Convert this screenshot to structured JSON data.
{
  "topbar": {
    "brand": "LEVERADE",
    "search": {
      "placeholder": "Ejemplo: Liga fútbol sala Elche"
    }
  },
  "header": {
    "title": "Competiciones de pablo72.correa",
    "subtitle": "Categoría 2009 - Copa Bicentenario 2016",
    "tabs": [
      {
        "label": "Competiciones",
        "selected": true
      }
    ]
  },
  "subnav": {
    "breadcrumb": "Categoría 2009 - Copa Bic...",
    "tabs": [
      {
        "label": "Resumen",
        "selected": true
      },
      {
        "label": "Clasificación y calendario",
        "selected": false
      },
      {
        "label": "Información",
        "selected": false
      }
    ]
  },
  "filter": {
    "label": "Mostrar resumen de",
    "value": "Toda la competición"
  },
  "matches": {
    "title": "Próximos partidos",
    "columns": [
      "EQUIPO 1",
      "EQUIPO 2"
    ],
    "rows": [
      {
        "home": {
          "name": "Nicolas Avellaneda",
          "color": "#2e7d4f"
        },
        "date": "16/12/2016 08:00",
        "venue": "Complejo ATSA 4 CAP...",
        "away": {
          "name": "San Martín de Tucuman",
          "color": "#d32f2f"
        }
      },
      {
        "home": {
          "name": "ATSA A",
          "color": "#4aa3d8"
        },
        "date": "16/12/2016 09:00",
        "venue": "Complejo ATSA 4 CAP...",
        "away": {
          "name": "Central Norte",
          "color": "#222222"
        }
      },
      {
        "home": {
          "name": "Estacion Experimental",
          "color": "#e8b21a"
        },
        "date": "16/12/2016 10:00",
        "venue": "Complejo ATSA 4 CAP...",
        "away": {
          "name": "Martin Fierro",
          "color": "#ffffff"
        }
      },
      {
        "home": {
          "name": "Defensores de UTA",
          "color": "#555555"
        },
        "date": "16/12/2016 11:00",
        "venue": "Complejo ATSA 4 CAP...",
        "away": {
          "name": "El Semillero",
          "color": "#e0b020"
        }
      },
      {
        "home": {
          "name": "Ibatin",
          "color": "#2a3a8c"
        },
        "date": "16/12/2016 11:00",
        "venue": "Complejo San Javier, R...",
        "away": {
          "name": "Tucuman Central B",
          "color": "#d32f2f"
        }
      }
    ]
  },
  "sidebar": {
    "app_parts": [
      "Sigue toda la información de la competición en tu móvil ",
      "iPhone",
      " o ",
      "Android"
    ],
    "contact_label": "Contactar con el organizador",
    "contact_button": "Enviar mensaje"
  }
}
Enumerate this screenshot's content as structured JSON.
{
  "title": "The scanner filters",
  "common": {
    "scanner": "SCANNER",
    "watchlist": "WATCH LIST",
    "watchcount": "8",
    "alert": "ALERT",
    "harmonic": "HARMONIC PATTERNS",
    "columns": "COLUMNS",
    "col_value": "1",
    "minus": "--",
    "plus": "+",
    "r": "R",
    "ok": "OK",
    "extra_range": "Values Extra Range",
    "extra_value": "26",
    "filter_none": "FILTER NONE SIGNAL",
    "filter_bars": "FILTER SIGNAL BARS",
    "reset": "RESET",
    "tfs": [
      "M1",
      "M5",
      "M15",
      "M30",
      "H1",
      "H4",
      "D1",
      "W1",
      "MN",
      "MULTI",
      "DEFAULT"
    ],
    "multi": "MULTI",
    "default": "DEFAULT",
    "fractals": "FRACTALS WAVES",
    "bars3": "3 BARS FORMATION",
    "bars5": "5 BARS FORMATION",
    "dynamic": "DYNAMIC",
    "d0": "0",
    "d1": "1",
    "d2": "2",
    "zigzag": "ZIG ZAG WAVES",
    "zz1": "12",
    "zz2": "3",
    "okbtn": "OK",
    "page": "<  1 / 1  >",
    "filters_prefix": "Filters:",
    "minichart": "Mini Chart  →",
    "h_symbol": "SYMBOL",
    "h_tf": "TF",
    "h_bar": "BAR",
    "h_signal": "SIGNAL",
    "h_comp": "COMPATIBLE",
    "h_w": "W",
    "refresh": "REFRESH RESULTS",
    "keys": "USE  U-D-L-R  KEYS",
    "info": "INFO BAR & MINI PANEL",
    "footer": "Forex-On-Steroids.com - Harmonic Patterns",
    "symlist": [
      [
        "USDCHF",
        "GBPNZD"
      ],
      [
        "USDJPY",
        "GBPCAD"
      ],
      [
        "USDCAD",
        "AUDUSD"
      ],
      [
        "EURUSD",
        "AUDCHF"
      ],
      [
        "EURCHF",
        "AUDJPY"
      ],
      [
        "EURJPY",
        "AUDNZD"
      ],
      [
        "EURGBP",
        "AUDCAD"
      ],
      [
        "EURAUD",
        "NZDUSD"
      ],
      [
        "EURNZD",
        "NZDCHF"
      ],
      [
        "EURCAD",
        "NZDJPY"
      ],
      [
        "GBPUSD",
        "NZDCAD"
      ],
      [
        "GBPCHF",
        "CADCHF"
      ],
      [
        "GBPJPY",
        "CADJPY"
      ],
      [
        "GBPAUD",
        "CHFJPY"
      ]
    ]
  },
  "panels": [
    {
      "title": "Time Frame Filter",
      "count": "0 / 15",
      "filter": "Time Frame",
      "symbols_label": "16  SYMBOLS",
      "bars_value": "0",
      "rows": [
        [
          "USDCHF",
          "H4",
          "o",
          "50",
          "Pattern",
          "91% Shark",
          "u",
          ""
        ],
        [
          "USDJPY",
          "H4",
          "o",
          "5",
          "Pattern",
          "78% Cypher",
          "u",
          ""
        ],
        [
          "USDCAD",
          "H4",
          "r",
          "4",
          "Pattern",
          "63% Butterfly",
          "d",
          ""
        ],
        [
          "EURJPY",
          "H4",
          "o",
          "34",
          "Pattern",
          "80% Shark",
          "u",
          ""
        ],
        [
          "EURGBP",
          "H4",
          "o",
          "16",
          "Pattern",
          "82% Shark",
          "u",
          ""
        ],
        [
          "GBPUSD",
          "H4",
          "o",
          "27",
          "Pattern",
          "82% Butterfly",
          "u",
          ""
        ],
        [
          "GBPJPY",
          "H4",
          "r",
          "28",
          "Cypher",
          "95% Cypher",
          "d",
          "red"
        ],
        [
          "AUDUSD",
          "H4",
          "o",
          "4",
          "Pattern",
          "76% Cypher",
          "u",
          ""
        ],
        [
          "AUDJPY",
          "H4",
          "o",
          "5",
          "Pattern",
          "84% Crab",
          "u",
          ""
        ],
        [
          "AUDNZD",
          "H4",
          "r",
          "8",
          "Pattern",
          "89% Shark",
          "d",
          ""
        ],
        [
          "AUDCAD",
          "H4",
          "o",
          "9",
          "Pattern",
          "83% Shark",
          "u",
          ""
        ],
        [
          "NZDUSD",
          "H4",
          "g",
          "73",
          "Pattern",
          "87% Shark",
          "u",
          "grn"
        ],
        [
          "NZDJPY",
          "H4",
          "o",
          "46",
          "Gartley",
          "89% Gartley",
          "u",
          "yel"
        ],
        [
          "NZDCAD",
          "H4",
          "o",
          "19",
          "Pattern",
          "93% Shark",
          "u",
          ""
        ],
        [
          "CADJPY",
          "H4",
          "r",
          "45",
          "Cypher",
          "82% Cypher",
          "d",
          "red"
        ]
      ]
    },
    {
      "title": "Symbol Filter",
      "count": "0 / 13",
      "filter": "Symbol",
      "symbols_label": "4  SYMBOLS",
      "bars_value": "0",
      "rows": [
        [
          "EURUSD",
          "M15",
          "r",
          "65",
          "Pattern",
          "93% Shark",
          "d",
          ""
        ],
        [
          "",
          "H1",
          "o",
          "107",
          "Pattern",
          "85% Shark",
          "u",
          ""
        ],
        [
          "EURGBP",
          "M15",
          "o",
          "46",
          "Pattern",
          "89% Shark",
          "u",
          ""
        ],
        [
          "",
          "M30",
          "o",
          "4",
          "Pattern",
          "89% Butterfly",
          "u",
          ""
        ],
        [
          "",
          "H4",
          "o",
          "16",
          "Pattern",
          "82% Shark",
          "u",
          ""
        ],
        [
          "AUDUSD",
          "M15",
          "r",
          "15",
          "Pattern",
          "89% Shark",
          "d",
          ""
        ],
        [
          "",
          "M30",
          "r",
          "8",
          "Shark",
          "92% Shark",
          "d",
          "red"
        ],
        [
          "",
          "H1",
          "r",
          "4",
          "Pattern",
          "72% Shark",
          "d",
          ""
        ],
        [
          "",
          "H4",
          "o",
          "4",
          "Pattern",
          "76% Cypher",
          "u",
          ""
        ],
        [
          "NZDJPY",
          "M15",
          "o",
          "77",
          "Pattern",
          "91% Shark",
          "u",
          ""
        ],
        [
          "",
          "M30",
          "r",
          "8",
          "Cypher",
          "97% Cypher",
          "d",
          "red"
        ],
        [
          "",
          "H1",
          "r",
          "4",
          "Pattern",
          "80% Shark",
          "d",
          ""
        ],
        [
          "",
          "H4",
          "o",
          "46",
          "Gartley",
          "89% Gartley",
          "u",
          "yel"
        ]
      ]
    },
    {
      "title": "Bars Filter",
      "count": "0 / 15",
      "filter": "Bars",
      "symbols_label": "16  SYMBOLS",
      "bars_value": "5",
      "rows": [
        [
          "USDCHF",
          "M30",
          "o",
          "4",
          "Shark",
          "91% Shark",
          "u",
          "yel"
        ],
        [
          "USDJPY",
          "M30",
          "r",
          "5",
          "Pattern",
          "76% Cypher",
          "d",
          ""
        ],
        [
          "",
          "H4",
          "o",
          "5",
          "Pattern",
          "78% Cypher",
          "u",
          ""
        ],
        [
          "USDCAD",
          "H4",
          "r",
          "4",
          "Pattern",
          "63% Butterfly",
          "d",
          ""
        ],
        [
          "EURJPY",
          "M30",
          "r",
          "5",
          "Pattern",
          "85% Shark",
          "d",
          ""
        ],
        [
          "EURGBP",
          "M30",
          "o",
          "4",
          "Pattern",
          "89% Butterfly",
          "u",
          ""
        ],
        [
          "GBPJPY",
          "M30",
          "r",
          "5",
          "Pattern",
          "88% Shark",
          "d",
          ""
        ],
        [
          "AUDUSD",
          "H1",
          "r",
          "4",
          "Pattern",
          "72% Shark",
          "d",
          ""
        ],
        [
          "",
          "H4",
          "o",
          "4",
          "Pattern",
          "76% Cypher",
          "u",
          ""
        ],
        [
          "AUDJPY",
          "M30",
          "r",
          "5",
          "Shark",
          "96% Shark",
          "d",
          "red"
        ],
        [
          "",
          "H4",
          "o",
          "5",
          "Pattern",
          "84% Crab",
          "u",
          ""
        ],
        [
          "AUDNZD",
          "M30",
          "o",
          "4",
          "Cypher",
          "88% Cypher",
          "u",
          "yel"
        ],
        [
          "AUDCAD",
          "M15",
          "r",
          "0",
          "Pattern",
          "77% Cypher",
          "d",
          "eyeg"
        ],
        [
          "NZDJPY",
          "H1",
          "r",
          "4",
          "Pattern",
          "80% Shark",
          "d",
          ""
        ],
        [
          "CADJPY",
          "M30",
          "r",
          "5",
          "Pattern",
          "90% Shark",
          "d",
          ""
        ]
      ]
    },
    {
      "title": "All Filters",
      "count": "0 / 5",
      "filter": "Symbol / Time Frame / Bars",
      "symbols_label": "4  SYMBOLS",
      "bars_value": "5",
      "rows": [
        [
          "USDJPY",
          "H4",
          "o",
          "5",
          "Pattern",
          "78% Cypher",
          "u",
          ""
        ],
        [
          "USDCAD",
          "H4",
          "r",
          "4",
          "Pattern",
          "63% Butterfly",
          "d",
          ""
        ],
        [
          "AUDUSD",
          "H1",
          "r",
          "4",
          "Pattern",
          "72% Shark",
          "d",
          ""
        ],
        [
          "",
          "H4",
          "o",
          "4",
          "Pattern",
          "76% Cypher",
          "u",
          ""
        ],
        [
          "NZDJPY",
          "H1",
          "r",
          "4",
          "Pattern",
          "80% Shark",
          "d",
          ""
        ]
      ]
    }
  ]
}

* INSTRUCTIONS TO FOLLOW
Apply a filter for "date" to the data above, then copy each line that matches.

* EXERCISE RESULT
        "date": "16/12/2016 08:00",
        "date": "16/12/2016 09:00",
        "date": "16/12/2016 10:00",
        "date": "16/12/2016 11:00",
        "date": "16/12/2016 11:00",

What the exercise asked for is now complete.